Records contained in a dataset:
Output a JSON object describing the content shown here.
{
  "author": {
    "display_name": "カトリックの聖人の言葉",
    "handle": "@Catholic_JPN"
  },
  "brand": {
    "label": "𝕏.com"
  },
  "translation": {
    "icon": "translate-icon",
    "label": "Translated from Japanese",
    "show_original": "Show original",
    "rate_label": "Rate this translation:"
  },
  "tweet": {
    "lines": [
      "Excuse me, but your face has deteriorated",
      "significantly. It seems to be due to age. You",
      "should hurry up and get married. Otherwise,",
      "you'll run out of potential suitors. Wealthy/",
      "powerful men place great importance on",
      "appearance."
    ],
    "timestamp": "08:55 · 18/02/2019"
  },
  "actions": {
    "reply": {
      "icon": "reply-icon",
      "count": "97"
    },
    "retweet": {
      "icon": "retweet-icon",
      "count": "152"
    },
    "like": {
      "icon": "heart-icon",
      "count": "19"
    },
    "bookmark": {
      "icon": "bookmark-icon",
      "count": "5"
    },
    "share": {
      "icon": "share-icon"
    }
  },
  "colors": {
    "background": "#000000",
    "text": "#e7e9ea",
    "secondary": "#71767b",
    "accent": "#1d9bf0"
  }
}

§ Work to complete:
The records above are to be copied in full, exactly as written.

§ Output for this exercise:
Output a JSON object describing the content shown here.
{
  "author": {
    "display_name": "カトリックの聖人の言葉",
    "handle": "@Catholic_JPN"
  },
  "brand": {
    "label": "𝕏.com"
  },
  "translation": {
    "icon": "translate-icon",
    "label": "Translated from Japanese",
    "show_original": "Show original",
    "rate_label": "Rate this translation:"
  },
  "tweet": {
    "lines": [
      "Excuse me, but your face has deteriorated",
      "significantly. It seems to be due to age. You",
      "should hurry up and get married. Otherwise,",
      "you'll run out of potential suitors. Wealthy/",
      "powerful men place great importance on",
      "appearance."
    ],
    "timestamp": "08:55 · 18/02/2019"
  },
  "actions": {
    "reply": {
      "icon": "reply-icon",
      "count": "97"
    },
    "retweet": {
      "icon": "retweet-icon",
      "count": "152"
    },
    "like": {
      "icon": "heart-icon",
      "count": "19"
    },
    "bookmark": {
      "icon": "bookmark-icon",
      "count": "5"
    },
    "share": {
      "icon": "share-icon"
    }
  },
  "colors": {
    "background": "#000000",
    "text": "#e7e9ea",
    "secondary": "#71767b",
    "accent": "#1d9bf0"
  }
}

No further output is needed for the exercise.